# Work to complete
Copy each line below in which the string "down" appears.

┌──

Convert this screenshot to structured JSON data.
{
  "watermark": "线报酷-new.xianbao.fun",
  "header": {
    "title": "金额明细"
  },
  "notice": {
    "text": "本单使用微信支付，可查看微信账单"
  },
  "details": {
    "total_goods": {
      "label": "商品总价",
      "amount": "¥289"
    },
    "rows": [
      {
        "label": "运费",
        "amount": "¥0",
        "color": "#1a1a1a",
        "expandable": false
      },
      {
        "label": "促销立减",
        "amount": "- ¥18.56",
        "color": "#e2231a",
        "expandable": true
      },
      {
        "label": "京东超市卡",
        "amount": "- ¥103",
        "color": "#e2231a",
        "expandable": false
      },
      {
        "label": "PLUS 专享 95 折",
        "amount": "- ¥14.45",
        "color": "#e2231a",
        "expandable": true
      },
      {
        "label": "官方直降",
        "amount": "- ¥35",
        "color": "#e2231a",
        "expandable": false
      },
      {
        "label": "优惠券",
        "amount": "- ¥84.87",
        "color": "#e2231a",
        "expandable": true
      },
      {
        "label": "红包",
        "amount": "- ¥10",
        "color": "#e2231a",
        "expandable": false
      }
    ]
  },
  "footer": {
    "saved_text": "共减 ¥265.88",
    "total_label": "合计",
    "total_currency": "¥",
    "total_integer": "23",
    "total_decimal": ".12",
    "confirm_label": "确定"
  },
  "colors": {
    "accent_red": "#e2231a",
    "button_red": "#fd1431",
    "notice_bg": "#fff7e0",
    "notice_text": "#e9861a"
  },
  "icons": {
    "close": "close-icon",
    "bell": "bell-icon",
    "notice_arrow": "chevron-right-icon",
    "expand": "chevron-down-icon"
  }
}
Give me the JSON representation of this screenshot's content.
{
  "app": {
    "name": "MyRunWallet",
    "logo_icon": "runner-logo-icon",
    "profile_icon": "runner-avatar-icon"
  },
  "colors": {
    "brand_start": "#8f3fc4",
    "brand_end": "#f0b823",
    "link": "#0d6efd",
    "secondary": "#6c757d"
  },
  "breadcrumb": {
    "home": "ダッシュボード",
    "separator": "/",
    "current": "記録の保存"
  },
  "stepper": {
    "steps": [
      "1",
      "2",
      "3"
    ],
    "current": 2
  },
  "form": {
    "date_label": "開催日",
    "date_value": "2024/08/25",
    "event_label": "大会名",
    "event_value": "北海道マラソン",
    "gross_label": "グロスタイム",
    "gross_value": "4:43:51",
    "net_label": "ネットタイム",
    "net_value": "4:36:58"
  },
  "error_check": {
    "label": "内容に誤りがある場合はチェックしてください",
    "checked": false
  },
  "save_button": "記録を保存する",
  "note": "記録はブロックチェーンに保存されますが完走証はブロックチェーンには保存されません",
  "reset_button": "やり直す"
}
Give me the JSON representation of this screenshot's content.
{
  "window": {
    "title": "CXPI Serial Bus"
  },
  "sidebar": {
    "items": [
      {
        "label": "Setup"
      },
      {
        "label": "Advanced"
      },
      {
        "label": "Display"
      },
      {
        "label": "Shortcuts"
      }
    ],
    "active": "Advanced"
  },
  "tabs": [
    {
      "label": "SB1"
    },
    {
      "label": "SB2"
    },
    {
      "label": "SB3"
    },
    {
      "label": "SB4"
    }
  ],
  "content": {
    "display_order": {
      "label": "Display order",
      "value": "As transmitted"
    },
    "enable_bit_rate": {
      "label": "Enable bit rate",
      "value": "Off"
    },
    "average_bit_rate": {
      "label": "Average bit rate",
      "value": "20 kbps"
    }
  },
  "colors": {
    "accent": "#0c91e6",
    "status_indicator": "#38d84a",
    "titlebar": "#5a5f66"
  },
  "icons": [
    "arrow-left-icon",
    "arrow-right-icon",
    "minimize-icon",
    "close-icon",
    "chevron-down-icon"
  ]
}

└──

# Answer to the exercise
    "expand": "chevron-down-icon"
    "chevron-down-icon"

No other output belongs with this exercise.